=== STORED DATA ===

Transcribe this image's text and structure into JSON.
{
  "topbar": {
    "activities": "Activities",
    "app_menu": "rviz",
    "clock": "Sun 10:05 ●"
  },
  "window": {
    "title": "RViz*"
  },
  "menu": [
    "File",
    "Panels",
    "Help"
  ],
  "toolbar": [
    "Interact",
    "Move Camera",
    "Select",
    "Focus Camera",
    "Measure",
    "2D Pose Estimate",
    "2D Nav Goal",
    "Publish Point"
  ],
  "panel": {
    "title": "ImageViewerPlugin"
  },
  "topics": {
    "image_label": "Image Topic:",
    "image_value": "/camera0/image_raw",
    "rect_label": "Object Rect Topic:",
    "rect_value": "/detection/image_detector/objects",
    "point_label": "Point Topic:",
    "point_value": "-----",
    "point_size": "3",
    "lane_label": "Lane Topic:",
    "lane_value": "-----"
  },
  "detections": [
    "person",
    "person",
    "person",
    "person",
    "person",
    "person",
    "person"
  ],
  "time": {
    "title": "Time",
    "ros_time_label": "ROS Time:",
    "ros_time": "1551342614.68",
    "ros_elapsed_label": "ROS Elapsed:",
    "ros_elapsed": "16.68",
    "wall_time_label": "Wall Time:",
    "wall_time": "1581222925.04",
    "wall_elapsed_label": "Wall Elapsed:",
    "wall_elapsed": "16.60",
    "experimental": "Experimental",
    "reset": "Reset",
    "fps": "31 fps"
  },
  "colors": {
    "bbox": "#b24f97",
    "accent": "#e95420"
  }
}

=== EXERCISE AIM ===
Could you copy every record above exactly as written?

=== SOLUTION ===
Transcribe this image's text and structure into JSON.
{
  "topbar": {
    "activities": "Activities",
    "app_menu": "rviz",
    "clock": "Sun 10:05 ●"
  },
  "window": {
    "title": "RViz*"
  },
  "menu": [
    "File",
    "Panels",
    "Help"
  ],
  "toolbar": [
    "Interact",
    "Move Camera",
    "Select",
    "Focus Camera",
    "Measure",
    "2D Pose Estimate",
    "2D Nav Goal",
    "Publish Point"
  ],
  "panel": {
    "title": "ImageViewerPlugin"
  },
  "topics": {
    "image_label": "Image Topic:",
    "image_value": "/camera0/image_raw",
    "rect_label": "Object Rect Topic:",
    "rect_value": "/detection/image_detector/objects",
    "point_label": "Point Topic:",
    "point_value": "-----",
    "point_size": "3",
    "lane_label": "Lane Topic:",
    "lane_value": "-----"
  },
  "detections": [
    "person",
    "person",
    "person",
    "person",
    "person",
    "person",
    "person"
  ],
  "time": {
    "title": "Time",
    "ros_time_label": "ROS Time:",
    "ros_time": "1551342614.68",
    "ros_elapsed_label": "ROS Elapsed:",
    "ros_elapsed": "16.68",
    "wall_time_label": "Wall Time:",
    "wall_time": "1581222925.04",
    "wall_elapsed_label": "Wall Elapsed:",
    "wall_elapsed": "16.60",
    "experimental": "Experimental",
    "reset": "Reset",
    "fps": "31 fps"
  },
  "colors": {
    "bbox": "#b24f97",
    "accent": "#e95420"
  }
}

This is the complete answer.